Fold it. Have a thing for creating something out of nothing? While you shouldn’t expect your child to become an origami master with this toddler craft, she’ll certainly have a blast folding “like mama” as you follow the detailed instructions in Origami: A Complete Step-by-Step Guide to Making Animals, Flowers, Planes, Boats, and More.
Close to the earth
Freedom is one definition of “art” and there’s no better place for you and your toddler to experiment and get creative than outside. “Being in a setting that is reserved simply for your art and all things natural can be great for alleviating you from the clutter in your mind and provides more focus for your toddler,” says Jefferson.
Glob it on. Get back to the earth with the GLOB Collage Kit — everything you need to create art in one handy box, including botanical paint packs, wildflower seeded cards, bamboo brush and paper cut-outs. As you carefully collage, your child can sort the contents of this non-toxic kit and hunt for additional items to include in your creations. Flower petals, fallen feathers, leaves — just hopefully not any earthworms.
Spread the love. Jefferson suggests focusing on sensory-based artwork like painting when you’re including toddlers, and putting a twist on it. Have your kids use more than their fingers or a brush to spread that paint around — try toy cars, Styrofoam balls, even ice. Lay out a plastic table cover outside on the ground to set up the area for your desired artwork. Concerned about your child eating the paint? Use berries instead.
Send a message
There are plenty of ways to get your point across — teach your toddler that his burgeoning vocabulary is only one method of communication.
Mini postman. How much did you love sending a letter as a child, or waiting for one to arrive? The excitement of choosing your stationery, decorating it with stickers and stamps and depositing it in the mailbox was a rite of passage. Introduce your toddler to the delight of snail mail — no smartphones, tablets or computers allowed — with a toddler post office. This inspired idea comes courtesy of Lyndsey Payzant from the stationery place.

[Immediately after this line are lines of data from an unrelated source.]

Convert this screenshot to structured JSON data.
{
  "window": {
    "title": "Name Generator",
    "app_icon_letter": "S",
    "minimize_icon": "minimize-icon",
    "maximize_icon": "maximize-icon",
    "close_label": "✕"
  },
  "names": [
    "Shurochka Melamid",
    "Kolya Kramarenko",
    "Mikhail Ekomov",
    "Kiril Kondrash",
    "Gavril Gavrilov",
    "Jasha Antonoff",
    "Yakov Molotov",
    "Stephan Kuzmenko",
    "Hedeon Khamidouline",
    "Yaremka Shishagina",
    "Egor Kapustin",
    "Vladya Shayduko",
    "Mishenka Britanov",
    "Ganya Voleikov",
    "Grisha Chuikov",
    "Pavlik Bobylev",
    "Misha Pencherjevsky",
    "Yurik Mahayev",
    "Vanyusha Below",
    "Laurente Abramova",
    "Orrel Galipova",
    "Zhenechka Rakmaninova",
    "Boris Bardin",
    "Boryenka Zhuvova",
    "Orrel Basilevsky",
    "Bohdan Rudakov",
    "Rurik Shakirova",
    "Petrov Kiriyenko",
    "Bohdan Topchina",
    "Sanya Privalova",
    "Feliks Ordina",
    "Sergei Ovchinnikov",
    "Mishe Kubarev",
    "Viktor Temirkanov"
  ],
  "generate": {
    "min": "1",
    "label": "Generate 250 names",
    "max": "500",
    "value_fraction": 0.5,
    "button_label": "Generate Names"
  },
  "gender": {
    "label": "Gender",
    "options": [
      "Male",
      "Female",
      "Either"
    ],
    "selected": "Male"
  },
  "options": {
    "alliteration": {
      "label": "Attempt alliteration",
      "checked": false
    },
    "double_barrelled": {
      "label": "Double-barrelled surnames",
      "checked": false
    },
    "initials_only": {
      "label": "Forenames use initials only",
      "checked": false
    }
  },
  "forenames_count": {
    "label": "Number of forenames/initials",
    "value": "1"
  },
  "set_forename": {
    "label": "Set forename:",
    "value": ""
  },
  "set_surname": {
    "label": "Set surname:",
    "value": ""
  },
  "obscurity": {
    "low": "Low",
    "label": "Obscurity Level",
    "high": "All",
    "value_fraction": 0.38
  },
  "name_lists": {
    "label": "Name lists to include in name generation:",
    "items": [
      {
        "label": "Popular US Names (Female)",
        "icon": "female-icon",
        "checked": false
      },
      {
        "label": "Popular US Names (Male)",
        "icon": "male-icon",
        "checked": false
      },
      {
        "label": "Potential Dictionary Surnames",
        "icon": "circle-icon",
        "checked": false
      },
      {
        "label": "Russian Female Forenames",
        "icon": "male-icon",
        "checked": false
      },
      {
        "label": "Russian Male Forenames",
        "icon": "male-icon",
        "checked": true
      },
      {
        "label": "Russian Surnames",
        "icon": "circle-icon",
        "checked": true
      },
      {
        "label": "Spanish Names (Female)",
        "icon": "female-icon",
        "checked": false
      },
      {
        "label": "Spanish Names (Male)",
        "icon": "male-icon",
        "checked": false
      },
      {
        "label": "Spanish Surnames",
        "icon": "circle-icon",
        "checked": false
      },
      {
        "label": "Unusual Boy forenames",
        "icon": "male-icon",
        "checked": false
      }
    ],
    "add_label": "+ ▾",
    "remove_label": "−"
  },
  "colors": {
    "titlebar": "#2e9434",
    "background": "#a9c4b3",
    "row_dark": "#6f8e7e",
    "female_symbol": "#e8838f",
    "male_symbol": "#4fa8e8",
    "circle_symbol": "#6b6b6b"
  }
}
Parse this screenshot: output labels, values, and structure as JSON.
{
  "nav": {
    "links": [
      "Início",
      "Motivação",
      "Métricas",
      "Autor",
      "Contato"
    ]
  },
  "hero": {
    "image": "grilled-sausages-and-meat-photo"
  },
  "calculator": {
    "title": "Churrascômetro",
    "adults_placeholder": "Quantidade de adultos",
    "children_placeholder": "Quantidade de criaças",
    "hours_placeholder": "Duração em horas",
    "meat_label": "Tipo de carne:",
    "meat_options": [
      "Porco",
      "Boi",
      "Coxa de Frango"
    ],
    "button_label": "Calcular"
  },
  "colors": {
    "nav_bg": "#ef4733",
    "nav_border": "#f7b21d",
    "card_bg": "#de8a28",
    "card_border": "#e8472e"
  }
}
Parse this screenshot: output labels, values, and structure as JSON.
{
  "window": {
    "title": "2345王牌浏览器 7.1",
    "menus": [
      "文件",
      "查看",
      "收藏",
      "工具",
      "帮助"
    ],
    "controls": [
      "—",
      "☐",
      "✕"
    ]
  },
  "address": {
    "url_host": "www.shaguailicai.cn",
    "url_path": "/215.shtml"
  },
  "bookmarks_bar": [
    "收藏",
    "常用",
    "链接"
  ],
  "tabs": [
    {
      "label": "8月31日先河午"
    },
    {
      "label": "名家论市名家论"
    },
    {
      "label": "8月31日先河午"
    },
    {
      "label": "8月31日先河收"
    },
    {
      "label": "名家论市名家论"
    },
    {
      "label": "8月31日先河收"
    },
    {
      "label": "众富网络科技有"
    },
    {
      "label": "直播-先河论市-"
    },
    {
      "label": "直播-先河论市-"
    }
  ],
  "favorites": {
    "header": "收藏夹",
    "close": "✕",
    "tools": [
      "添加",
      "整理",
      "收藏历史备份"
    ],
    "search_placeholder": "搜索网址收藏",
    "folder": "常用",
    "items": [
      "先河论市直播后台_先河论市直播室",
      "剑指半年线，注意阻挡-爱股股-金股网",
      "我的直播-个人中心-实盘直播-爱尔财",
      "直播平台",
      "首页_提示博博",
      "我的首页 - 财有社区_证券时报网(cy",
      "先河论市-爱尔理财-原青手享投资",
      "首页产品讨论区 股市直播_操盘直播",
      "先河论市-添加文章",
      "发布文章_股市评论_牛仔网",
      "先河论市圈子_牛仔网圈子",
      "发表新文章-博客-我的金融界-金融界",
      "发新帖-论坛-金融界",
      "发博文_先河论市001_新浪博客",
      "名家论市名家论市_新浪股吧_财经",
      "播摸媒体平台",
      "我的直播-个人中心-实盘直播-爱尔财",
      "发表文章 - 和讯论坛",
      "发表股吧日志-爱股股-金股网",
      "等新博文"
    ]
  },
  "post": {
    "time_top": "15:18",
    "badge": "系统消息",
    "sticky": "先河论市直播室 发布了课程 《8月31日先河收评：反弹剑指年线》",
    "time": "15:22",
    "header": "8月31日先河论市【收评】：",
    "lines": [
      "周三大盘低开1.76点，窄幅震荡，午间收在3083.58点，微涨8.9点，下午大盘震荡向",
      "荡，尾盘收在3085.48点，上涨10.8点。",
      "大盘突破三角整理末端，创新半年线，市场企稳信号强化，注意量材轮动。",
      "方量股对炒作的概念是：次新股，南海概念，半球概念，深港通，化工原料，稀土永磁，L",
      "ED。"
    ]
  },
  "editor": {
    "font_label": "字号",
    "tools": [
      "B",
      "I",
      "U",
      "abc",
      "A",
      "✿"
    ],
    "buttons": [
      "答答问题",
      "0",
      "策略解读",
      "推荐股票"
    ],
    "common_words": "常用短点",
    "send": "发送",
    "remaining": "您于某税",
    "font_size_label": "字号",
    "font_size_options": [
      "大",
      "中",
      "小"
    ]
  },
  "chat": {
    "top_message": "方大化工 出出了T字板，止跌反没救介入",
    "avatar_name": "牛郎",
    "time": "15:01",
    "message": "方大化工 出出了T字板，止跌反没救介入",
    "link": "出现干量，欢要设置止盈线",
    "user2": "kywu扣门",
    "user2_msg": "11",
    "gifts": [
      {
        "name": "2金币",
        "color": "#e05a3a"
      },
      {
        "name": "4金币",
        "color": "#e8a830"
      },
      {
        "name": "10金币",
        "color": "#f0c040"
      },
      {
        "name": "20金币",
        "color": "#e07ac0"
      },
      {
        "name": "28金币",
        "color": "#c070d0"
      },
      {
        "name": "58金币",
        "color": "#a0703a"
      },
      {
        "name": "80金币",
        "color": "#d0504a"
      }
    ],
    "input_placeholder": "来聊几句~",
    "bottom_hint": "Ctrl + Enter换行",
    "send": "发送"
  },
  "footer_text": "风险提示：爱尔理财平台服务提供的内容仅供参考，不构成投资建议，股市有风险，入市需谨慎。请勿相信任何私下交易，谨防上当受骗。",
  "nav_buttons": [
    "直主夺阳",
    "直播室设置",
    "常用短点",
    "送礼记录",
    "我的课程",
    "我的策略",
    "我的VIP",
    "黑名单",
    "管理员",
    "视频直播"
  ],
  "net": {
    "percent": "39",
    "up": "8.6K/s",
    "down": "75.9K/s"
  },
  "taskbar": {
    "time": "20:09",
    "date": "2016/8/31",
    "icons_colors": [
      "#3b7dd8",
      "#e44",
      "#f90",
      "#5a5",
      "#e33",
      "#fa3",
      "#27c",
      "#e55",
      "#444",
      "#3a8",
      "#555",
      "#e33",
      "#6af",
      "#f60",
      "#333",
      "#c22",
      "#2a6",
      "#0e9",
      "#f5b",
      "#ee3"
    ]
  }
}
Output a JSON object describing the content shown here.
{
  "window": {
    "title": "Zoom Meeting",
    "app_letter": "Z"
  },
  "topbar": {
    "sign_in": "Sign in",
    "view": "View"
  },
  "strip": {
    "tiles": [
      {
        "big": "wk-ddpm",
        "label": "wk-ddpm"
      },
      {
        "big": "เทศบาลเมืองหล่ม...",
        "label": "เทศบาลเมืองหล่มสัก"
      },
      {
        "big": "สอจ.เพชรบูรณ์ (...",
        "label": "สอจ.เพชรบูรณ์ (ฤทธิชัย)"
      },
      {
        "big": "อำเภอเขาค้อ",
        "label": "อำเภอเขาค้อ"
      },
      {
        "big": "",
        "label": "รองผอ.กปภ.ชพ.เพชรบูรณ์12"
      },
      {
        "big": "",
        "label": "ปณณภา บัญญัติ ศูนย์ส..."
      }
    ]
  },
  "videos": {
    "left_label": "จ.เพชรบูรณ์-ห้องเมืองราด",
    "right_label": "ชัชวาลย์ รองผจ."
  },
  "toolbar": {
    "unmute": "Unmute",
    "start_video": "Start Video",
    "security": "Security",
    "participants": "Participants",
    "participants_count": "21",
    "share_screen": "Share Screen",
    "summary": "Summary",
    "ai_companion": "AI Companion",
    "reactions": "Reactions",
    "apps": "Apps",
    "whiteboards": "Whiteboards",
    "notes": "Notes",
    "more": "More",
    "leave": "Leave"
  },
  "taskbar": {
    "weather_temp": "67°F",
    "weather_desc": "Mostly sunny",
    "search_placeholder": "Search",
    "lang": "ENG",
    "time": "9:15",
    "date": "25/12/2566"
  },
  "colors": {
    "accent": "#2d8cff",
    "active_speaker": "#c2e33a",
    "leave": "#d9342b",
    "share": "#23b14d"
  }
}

A banner craft. Your toddler doesn’t have to root for the Pittsburgh Pirates to appreciate the vibrancy of a pennant — and you don’t have to be a sports fan either, mama. The design experts at super-hip The Foundary’s Modern Kids Shop suggest the artsy mom and her toddler create banner pennants. Follow the step-by-step how-to and encourage your toddler to choose the materials (from paper to foils to fabric) and color combinations and show him how to trace a stencil (you do the “heavy lifting” of scissor and glue work) to make funky shaped pennants beyond the triangle.